= Beginning of Section =
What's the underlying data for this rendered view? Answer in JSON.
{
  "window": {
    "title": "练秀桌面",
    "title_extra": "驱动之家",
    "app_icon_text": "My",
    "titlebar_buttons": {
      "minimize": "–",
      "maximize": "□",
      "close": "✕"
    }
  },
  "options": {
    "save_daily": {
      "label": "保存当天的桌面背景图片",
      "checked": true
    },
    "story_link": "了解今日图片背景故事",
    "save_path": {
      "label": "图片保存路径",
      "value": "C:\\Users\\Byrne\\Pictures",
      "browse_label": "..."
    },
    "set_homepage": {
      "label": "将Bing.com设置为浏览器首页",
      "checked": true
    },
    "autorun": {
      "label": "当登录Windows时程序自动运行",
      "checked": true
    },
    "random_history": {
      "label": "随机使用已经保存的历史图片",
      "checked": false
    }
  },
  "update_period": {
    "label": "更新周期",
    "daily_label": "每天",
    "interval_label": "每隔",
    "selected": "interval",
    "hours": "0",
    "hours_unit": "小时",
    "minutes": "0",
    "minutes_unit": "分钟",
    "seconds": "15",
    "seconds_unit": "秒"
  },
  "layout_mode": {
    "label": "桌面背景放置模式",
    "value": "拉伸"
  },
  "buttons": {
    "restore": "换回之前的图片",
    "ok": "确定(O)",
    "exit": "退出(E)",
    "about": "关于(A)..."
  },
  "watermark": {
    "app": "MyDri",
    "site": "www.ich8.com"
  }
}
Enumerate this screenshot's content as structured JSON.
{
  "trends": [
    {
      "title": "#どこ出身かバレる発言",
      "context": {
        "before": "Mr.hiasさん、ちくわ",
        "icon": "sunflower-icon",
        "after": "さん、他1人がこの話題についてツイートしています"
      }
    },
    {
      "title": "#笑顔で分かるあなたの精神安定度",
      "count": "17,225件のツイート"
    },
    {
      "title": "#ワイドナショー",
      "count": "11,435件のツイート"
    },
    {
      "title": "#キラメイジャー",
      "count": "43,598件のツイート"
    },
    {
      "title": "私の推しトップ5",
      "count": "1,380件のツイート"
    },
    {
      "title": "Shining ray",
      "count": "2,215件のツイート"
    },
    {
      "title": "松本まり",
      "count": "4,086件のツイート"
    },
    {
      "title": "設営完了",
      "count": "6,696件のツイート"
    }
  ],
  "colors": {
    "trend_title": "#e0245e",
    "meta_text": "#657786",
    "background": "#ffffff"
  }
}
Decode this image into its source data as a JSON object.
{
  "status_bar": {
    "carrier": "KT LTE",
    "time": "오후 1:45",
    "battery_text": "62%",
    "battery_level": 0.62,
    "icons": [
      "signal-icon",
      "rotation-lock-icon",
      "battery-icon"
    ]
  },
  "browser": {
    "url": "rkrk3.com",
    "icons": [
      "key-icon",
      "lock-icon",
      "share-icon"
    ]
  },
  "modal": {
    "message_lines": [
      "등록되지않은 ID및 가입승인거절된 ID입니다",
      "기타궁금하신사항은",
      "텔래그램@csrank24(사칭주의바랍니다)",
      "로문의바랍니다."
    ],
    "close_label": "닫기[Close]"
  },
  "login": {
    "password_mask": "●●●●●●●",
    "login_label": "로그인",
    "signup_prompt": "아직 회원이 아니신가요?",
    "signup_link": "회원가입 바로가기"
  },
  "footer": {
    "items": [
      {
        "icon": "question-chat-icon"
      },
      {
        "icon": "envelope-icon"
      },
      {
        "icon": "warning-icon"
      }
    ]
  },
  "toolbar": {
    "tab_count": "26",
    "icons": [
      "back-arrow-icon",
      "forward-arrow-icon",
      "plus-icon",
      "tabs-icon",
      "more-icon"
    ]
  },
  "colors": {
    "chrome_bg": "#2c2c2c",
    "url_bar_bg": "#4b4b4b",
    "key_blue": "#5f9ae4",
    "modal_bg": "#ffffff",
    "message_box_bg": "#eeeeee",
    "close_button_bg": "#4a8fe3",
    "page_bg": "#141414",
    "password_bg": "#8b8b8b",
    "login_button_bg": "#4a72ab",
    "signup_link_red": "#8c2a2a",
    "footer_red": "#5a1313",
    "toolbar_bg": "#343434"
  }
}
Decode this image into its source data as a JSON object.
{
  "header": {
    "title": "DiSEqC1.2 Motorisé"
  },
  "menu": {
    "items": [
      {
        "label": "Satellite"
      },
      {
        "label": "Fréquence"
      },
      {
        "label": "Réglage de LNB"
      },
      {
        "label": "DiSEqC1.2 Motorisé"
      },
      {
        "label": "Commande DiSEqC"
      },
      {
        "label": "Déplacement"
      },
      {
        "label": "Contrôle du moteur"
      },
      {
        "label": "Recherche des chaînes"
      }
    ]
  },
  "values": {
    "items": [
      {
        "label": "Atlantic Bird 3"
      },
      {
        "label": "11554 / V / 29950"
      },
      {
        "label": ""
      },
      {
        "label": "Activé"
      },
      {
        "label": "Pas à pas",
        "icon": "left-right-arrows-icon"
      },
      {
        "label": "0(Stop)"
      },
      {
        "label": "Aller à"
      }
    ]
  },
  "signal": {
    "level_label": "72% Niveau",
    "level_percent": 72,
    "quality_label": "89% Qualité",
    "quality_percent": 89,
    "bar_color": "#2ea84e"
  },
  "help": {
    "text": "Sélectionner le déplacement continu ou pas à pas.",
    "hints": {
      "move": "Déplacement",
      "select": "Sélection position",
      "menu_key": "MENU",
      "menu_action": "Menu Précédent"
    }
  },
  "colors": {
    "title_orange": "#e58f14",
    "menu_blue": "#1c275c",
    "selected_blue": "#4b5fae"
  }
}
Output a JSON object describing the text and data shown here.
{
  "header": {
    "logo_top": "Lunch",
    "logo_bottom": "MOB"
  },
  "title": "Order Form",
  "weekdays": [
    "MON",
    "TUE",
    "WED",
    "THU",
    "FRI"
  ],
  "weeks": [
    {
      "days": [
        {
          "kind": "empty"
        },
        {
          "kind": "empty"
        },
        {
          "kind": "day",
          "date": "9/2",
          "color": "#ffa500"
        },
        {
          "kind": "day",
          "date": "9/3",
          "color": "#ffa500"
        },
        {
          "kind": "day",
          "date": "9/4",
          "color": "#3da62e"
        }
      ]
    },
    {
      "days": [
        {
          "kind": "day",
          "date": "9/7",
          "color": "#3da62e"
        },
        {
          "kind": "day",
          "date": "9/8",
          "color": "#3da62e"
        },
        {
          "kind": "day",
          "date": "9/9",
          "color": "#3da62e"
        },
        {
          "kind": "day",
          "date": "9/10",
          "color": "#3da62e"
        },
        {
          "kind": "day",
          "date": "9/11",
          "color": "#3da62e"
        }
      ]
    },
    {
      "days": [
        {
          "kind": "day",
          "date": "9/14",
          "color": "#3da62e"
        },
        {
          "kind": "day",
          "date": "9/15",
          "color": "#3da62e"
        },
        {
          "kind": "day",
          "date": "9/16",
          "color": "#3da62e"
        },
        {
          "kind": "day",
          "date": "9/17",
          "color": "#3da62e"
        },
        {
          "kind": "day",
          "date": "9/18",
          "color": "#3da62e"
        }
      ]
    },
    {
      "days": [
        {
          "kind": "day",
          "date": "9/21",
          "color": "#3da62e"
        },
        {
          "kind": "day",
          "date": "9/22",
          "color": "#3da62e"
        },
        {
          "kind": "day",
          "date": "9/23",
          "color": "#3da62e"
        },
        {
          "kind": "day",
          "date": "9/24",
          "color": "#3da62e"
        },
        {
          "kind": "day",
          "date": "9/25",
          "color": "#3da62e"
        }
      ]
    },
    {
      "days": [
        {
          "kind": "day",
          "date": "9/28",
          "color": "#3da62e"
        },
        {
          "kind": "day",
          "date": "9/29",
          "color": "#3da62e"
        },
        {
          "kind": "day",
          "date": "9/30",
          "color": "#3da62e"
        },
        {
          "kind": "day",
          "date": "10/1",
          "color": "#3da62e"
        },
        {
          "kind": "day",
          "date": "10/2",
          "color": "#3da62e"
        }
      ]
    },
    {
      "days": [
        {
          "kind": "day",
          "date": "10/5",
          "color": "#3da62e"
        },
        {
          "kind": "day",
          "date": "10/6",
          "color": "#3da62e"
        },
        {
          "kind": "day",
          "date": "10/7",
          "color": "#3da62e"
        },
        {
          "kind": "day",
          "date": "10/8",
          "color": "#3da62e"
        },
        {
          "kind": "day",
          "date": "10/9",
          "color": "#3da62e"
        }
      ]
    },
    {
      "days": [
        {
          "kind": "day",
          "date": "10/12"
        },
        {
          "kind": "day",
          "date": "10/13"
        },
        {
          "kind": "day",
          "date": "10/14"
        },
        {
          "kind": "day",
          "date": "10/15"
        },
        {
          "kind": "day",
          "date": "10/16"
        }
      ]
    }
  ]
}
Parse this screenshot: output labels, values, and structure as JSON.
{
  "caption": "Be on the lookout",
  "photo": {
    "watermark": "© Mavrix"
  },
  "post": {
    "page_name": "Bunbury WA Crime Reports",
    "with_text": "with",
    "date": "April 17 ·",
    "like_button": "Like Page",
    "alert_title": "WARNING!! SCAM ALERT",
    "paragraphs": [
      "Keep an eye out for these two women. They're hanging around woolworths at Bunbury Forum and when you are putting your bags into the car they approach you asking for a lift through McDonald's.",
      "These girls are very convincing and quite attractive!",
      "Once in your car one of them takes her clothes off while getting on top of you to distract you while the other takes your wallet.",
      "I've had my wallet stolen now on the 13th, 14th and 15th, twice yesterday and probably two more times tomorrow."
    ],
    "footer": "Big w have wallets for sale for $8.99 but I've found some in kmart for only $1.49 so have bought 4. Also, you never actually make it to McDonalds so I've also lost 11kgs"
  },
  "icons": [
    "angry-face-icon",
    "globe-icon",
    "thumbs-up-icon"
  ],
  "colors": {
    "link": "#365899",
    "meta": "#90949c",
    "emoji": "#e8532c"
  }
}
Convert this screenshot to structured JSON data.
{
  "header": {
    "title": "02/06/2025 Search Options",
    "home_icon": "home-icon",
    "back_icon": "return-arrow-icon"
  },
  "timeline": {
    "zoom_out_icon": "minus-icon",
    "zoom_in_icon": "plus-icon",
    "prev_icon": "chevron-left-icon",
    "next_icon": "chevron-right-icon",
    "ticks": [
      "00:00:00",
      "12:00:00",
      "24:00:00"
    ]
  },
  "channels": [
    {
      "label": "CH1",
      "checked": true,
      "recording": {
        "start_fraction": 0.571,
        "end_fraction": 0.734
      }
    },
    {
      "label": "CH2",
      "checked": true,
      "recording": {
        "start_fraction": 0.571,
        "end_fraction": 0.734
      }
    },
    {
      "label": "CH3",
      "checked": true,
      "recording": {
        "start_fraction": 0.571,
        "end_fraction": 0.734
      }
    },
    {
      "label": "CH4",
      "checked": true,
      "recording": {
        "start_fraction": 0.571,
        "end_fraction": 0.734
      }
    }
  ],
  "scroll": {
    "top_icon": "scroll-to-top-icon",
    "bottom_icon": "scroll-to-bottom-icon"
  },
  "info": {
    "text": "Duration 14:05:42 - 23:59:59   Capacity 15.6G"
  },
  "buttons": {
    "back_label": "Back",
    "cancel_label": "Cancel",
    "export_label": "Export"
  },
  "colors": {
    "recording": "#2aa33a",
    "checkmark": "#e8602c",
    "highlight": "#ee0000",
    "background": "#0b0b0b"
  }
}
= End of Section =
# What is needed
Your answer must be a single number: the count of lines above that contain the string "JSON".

# Exercise response
7